New community cases in the county reported on Wednesday were identified as four girls and one boy under age 12; three girls and five boys between 12 and 17; five women and six men between 18 and 29; five women and two men in their 30s; two women and four men in their 40s; six women and two men in their 50s; one woman and five men in their 60s; two women in their 70s; and two men in their 80s.

Also Wednesday, the Calaveras County Public Health Division added 31 new cases of COVID-19. Calaveras County’s coronavirus death toll was at 94, with its two most recent deaths counted Dec. 29. Its public health division does not publicly disclose vaccination status of new cases or deaths.


When you should get tested: Five days after travel or close contact with others outside your household; as soon as possible if experiencing symptoms; and/or every 14 to 28 days if regularly working with the public.
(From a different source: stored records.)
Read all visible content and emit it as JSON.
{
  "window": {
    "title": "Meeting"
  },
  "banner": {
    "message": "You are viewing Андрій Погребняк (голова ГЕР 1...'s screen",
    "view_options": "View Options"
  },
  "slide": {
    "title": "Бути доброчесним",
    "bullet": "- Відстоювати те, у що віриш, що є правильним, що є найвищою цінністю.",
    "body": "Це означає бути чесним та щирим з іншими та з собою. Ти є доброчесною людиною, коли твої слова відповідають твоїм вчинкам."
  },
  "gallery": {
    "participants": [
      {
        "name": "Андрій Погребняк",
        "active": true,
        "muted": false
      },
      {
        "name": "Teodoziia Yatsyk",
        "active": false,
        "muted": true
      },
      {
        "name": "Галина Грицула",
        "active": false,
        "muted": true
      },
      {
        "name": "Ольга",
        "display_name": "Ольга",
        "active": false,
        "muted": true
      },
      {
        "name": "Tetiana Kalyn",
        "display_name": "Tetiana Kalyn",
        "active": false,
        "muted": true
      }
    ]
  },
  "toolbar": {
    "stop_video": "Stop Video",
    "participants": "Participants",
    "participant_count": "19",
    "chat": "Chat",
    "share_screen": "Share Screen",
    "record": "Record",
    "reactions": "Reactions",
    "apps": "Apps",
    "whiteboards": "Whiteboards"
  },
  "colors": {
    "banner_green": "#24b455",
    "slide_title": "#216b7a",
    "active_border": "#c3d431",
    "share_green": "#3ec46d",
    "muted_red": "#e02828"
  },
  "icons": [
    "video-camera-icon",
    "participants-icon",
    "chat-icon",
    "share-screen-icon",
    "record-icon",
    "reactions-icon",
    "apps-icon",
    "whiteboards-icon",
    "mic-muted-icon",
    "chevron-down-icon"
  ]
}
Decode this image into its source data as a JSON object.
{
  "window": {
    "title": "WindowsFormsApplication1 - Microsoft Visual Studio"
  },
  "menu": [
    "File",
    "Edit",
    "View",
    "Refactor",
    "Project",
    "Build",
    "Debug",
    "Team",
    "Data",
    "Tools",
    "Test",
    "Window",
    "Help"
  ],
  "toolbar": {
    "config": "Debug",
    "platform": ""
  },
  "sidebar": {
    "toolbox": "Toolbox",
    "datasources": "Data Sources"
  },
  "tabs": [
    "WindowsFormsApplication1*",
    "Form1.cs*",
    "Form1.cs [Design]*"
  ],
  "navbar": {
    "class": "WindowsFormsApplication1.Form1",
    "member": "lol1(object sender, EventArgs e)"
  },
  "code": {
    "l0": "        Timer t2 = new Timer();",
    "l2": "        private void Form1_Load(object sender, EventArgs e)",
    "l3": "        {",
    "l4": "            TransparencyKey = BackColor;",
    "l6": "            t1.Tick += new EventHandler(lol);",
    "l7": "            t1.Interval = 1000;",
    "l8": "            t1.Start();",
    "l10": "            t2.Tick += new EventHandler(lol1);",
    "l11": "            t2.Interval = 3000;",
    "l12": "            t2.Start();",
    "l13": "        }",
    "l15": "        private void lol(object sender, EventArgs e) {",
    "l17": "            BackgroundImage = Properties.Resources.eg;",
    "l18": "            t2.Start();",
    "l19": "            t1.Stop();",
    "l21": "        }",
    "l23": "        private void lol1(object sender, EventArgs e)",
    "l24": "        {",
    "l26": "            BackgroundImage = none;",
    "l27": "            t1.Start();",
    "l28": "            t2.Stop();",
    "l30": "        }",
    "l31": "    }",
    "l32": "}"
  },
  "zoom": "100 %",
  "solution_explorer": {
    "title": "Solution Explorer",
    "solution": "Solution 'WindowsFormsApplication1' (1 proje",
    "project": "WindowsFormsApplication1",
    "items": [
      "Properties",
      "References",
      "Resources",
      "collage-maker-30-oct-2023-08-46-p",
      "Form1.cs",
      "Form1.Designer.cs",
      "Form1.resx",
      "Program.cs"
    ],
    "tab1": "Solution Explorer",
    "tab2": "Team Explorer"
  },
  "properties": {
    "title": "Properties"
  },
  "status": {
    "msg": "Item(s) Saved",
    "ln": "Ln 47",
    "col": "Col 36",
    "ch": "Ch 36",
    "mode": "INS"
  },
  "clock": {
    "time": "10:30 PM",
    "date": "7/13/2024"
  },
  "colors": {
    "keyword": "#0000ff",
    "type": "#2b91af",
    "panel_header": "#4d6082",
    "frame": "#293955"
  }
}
Testing is available from:

• Local health care providers;

• Adventist Health Sonora, call first: (209) 536-5166;

• Rite Aid at 855 Mono Way, Sonora:

• Mother Lode Fairgrounds, 220 Southgate Drive, Sonora  — 7 a.m. to 7 p.m. seven days a week. Appointments are recommended and can be scheduled at or by calling (888) 634-1123.


• Book vaccine appointments at or call (833) 422-4255.

• Homebound residents in Tuolumne County can contact or (209) 533-7440 for a mobile vaccination appointment. They or their caretakers can also go to and select “homebound.”

• CVS and Rite Aid stores in Tuolumne and Calaveras counties: sign up at or

• Adventist Health Sonora: find more information at or call (209) 536-5165.

• Safeway pharmacy: register at or call (209) 533-7812.

• Save Mart pharmacy: register at or call (209) 536-1118 for Sonora store.

• Twain Harte Pharmacy: call (209) 586-3225 for information and appointments.

• Groveland Pharmacy: call (209) 962-5211 for information and appointments.

• Information on VA Clinic vaccinations: